 * interpret the data we're about to read.
 */
@Override
public void onRestore(BackupDataInput data, int appVersionCode,
        ParcelFileDescriptor newState) throws IOException {
    // We should only see one entity in the data stream, but the safest
    // way to consume it is using a while() loop
    while (data.readNextHeader()) {
        String key = data.getKey();
        int dataSize = data.getDataSize();

        if (APP_DATA_KEY.equals(key)) {
            // It's our saved data, a flattened chunk of data all in
            // one buffer.  Use some handy structured I/O classes to
            // extract it.
            byte[] dataBuf = new byte[dataSize];
            data.readEntityData(dataBuf, 0, dataSize);
            ByteArrayInputStream baStream = new ByteArrayInputStream(dataBuf);
            DataInputStream in = new DataInputStream(baStream);

            mFilling = in.readInt();
            mAddMayo = in.readBoolean();
            mAddTomato = in.readBoolean();

            // Now we are ready to construct the app's data file based
            // on the data we are restoring from.
            synchronized (BackupRestoreActivity.sDataLock) {
                RandomAccessFile file = new RandomAccessFile(mDataFile, "rw");
                file.setLength(0L);
                file.writeInt(mFilling);
                file.writeBoolean(mAddMayo);
                file.writeBoolean(mAddTomato);
            }
        } else {
            // Curious!  This entity is data under a key we do not
            // understand how to process.  Just skip it.
            data.skipEntityData();
        }
    }
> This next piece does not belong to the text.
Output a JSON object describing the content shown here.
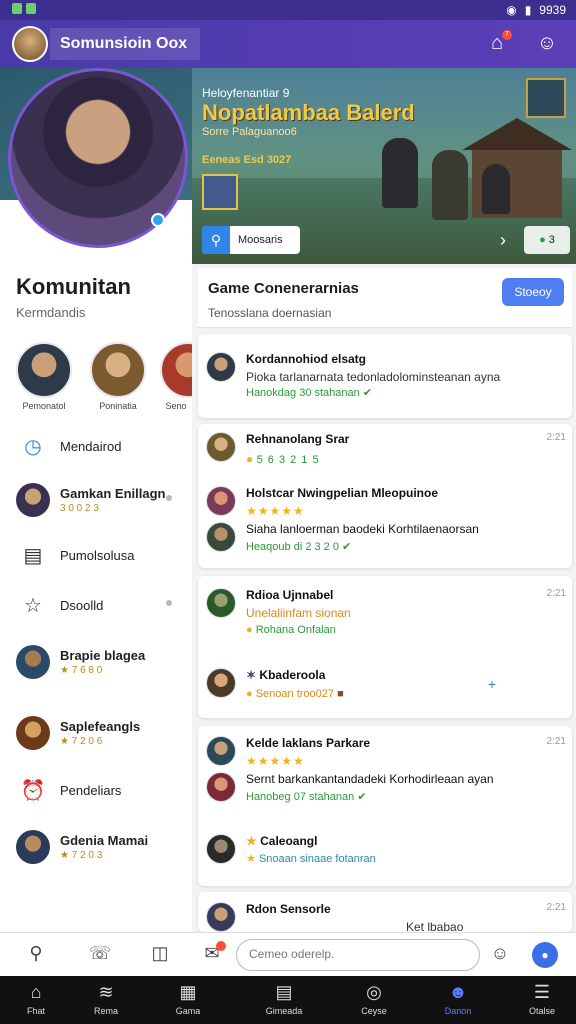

    // The last thing to do is write the state blob that describes the
    // app's data as restored from backup.
    writeStateFile(newState);
}